“If someone does not want to carry a pregnancy to term, we are doing that person, as well as their fetus, a large disservice by denying them access to a safe abortion,” Hinkle said. “What matters more than the quantity of life is the value of life. These people are grasping on whatever they can that allows them to control women, and this won’t be the last thing if action is not taken.”

The U.S. Supreme Court voted against blocking the implementation of the restrictive Texas law in a 5 to 4 decision. This has advocates of reproductive rights worried that the landmark decision, Roe v. Wade, the Supreme Court’s ruling in favor of the right to choose to have an abortion, might be overturned. In July, Iowa Gov. Kim Reynolds asked the U.S. Supreme Court to overturn Roe v. Wade.

Many pro-choice advocates claim the law places a bounty over the heads of abortion providers and others who aid in the abortion, even the person driving the patient to the medical procedure.

Senior Tatum Clayburn is one of many Simpson students who expressed their frustration with the bill on social media and thinks it unfairly targets people with a uterus.

“I think that individuals who don’t have a uterus shouldn’t be able to enact laws and restrictions upon those with a uterus,” Clayburn said. “Not to mention the fact that it takes two people to create a fetus.
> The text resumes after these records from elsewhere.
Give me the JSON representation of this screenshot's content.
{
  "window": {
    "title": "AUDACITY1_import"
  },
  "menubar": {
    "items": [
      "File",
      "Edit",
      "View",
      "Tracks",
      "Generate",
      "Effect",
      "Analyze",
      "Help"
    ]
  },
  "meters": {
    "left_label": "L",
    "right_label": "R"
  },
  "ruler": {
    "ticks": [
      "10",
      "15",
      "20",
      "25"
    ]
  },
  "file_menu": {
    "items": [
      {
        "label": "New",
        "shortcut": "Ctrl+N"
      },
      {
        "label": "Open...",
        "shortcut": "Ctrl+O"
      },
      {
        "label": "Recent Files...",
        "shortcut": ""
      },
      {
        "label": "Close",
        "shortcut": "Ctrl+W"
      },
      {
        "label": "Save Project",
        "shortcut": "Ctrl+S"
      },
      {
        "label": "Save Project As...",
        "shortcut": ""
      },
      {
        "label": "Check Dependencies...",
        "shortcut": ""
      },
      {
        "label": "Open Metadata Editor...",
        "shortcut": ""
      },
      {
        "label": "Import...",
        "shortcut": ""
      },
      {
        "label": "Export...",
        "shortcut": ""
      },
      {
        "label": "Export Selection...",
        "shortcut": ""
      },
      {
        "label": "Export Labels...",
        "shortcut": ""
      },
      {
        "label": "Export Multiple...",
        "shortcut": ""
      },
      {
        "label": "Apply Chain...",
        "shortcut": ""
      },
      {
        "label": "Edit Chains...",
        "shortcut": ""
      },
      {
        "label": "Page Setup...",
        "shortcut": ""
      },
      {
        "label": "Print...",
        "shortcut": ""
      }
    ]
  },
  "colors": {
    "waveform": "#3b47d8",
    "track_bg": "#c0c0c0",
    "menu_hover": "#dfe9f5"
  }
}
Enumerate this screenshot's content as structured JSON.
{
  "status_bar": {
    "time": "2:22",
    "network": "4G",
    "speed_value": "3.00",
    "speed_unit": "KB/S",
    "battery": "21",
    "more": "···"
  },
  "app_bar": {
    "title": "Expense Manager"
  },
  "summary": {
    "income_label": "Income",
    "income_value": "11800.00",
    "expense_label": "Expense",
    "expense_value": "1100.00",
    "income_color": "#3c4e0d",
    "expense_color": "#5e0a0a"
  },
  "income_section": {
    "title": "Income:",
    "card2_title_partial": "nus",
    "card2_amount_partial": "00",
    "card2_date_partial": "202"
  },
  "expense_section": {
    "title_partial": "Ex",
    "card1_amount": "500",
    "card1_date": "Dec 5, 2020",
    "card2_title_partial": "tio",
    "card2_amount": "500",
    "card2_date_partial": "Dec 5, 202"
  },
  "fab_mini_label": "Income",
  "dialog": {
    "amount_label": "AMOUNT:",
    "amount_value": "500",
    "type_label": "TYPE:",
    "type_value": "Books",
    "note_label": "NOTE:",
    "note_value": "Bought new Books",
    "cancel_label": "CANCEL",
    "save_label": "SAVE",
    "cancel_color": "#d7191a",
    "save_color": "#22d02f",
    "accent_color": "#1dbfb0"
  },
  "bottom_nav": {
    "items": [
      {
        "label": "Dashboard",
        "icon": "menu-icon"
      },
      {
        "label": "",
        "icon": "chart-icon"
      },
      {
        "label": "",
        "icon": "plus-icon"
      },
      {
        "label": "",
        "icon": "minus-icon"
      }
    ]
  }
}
If they’re placing restrictions on those with a uterus, restrictions need to be placed upon those with sperm.”

According to the Guttmacher Institute, over 90 state laws that restrict access to abortion have been passed so far this year. In response to the Texas decision, Iowa lawmakers are asking the Iowa Supreme Court to overturn its 2018 ruling regarding Iowa’s heartbeat bill. 

Currently, Iowa allows abortions up to 20 weeks into pregnancy.